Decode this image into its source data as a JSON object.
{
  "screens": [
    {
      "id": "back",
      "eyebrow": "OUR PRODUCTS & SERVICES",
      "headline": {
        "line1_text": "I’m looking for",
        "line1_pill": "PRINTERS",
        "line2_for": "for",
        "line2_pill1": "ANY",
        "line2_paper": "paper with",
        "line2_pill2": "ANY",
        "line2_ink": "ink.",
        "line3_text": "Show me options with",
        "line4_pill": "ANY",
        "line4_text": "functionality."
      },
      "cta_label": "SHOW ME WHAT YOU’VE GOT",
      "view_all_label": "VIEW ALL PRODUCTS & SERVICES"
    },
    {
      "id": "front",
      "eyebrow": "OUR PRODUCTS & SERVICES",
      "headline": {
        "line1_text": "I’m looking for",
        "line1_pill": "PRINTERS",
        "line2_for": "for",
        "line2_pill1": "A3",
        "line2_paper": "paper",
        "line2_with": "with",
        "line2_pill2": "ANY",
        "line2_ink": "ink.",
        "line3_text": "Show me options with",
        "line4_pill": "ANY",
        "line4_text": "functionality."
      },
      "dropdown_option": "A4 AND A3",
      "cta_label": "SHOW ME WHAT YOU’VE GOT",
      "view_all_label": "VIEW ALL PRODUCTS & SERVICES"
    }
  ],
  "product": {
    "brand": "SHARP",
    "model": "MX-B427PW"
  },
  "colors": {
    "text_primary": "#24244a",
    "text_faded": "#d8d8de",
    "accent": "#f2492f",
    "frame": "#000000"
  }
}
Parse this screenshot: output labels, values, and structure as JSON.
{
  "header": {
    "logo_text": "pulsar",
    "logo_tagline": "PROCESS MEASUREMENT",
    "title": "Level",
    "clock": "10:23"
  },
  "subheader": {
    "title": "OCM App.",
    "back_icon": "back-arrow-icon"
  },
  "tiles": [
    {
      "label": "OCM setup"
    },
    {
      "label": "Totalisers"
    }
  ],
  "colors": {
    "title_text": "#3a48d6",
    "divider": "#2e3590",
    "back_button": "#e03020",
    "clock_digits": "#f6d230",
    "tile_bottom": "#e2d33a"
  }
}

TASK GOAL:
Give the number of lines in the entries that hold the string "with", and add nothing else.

EXERCISE ANSWER:
4